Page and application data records
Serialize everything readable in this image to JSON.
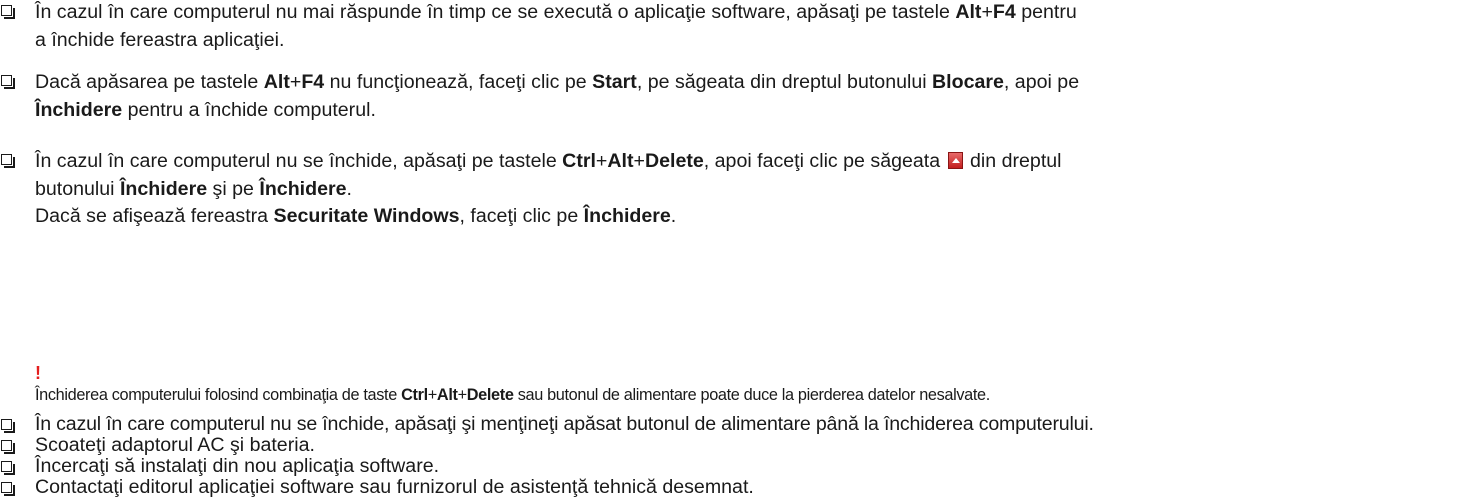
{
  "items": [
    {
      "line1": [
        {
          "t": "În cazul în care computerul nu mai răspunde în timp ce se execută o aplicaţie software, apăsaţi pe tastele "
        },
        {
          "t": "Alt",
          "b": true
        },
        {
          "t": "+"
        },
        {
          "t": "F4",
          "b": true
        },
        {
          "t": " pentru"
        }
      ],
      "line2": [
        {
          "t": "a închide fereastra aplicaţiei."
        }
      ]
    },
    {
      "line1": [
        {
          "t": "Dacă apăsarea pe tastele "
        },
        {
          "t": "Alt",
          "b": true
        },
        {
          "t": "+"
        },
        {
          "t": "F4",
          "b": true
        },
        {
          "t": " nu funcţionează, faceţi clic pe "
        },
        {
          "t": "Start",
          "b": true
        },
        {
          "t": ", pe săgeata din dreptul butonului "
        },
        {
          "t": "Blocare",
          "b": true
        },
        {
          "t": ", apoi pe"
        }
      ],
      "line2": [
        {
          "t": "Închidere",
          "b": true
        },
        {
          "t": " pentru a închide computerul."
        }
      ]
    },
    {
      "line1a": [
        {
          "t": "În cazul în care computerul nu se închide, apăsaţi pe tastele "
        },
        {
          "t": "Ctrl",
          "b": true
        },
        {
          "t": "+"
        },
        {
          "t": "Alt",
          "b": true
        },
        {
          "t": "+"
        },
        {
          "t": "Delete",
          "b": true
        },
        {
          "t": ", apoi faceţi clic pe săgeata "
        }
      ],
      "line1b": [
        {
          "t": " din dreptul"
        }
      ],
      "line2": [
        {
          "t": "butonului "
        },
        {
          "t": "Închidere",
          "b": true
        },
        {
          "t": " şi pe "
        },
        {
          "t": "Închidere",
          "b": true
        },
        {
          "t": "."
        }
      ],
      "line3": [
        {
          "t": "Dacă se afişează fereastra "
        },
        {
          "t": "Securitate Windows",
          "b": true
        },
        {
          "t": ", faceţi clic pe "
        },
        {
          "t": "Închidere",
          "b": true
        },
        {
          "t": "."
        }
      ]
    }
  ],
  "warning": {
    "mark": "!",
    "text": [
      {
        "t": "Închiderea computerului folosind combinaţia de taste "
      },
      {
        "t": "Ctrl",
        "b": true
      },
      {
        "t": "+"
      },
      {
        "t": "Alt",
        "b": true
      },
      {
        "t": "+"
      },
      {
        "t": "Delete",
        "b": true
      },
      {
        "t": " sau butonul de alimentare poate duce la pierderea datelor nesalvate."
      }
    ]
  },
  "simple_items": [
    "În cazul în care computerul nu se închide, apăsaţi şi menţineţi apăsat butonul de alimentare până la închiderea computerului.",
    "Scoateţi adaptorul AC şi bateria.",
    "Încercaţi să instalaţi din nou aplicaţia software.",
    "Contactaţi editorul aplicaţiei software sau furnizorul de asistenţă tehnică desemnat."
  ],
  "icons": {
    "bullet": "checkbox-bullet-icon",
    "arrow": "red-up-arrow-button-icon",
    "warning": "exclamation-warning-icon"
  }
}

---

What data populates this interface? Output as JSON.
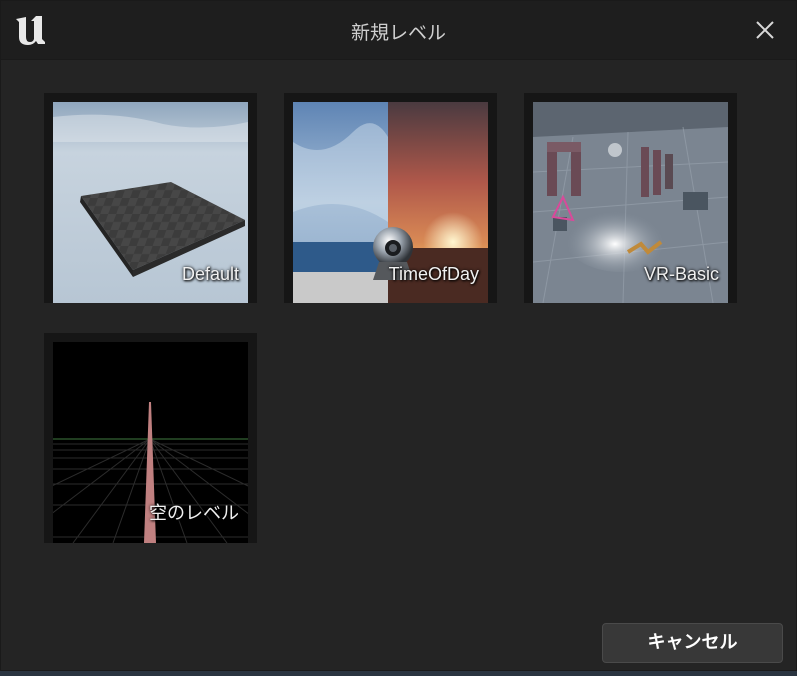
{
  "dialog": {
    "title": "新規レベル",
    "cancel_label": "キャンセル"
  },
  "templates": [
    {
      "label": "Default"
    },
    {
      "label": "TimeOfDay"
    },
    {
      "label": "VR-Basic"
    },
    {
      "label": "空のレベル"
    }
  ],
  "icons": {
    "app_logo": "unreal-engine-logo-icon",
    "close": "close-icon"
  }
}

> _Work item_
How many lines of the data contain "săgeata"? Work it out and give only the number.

> _Answer box_
2